§ **The problem**
Your answer should reproduce every line of the material in which the word "data" occurs.

§ **Provided records**
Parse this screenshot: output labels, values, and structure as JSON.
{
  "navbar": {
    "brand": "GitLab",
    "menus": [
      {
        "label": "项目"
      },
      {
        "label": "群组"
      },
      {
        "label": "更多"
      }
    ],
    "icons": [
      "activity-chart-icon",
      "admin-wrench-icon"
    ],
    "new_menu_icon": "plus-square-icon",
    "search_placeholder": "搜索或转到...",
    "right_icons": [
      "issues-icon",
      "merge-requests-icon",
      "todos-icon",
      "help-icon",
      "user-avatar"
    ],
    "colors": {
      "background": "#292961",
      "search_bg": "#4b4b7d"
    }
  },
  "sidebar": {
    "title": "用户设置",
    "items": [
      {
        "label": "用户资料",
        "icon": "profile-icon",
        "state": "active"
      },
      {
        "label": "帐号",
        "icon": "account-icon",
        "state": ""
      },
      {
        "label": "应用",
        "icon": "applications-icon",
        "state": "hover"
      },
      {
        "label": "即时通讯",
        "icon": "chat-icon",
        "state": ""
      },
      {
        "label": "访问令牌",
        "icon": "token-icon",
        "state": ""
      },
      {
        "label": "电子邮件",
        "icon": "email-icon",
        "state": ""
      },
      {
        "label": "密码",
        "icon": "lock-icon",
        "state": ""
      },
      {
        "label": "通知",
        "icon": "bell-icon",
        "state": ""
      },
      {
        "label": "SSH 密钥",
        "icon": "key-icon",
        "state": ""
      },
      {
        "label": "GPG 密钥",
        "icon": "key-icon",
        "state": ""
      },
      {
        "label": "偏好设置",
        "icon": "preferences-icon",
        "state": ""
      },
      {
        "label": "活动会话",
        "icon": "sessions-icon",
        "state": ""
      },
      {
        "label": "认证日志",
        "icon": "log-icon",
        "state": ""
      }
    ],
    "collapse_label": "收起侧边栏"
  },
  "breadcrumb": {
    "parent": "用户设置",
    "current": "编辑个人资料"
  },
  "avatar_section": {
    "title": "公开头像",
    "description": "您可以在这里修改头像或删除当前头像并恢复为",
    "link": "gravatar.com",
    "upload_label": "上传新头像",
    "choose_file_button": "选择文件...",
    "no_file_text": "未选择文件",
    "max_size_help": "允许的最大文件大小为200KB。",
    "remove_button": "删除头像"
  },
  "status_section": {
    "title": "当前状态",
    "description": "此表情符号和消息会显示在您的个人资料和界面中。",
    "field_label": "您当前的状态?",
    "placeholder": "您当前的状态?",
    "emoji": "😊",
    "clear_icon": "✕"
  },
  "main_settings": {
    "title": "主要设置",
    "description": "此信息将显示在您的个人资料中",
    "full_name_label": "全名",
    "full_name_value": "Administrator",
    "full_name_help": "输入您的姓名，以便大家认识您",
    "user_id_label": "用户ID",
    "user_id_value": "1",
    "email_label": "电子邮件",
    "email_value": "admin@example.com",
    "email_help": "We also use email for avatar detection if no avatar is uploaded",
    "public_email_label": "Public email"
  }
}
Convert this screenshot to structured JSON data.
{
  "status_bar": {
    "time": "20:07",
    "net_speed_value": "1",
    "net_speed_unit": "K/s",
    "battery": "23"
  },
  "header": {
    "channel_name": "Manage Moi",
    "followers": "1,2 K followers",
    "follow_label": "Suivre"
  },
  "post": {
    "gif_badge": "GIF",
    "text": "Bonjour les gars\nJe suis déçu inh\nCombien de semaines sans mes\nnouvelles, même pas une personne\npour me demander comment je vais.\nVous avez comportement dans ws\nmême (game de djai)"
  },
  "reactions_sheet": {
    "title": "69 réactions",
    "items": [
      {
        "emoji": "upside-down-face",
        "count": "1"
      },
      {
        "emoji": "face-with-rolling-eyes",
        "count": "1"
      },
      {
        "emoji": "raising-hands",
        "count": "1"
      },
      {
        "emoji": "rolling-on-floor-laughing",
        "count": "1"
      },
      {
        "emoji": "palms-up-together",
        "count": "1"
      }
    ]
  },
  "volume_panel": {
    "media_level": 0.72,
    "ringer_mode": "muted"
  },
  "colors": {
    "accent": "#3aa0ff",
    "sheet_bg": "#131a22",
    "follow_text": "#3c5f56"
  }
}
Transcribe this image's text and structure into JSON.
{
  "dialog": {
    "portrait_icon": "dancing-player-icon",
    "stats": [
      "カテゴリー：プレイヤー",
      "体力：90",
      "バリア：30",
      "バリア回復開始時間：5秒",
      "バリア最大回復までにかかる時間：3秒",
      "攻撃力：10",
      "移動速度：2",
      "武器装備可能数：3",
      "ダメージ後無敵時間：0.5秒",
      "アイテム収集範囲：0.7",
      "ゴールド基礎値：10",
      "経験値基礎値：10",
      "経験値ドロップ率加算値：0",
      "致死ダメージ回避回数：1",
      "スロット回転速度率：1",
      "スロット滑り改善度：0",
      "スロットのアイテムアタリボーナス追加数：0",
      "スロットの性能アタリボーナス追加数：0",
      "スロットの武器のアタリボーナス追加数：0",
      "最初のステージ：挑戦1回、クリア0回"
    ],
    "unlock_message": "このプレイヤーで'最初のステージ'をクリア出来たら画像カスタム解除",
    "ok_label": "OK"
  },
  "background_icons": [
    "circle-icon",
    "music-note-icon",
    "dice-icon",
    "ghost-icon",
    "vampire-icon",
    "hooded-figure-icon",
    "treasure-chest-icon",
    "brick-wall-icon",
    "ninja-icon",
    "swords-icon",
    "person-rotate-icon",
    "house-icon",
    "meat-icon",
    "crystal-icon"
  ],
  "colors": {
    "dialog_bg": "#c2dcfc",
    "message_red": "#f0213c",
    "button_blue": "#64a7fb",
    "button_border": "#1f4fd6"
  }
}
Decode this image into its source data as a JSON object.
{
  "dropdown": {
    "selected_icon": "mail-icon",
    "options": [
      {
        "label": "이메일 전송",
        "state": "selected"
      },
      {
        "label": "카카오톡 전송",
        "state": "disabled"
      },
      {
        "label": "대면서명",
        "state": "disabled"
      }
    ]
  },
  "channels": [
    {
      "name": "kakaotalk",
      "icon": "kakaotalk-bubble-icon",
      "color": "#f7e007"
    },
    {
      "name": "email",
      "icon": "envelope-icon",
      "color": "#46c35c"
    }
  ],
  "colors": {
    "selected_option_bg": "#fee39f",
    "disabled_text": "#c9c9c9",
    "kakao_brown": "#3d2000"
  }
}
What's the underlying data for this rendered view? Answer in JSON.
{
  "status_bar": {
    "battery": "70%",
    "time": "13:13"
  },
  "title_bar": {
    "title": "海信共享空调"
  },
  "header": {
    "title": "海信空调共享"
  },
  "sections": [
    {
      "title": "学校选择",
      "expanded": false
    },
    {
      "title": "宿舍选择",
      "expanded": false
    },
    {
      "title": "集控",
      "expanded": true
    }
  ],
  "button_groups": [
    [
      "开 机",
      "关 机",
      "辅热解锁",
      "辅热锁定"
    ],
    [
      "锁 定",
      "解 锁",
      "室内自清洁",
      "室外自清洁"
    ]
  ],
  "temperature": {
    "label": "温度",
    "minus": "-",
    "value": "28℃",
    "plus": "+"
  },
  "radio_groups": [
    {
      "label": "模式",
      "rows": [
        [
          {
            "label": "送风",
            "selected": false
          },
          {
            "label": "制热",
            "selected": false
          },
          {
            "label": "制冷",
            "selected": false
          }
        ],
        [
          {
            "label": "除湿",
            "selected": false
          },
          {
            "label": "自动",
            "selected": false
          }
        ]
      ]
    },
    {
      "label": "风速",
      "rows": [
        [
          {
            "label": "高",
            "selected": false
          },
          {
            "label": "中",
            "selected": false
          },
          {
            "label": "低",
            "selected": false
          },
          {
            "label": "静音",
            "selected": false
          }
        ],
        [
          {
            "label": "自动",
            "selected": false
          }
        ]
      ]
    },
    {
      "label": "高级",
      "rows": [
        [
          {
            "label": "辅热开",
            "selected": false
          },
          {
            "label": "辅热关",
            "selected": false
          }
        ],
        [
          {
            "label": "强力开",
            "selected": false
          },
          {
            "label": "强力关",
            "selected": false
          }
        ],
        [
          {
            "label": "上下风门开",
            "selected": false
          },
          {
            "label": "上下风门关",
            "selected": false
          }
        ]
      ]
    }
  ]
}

§ **Solved problem**
Convert this screenshot to structured JSON data.
Decode this image into its source data as a JSON object.
What's the underlying data for this rendered view? Answer in JSON.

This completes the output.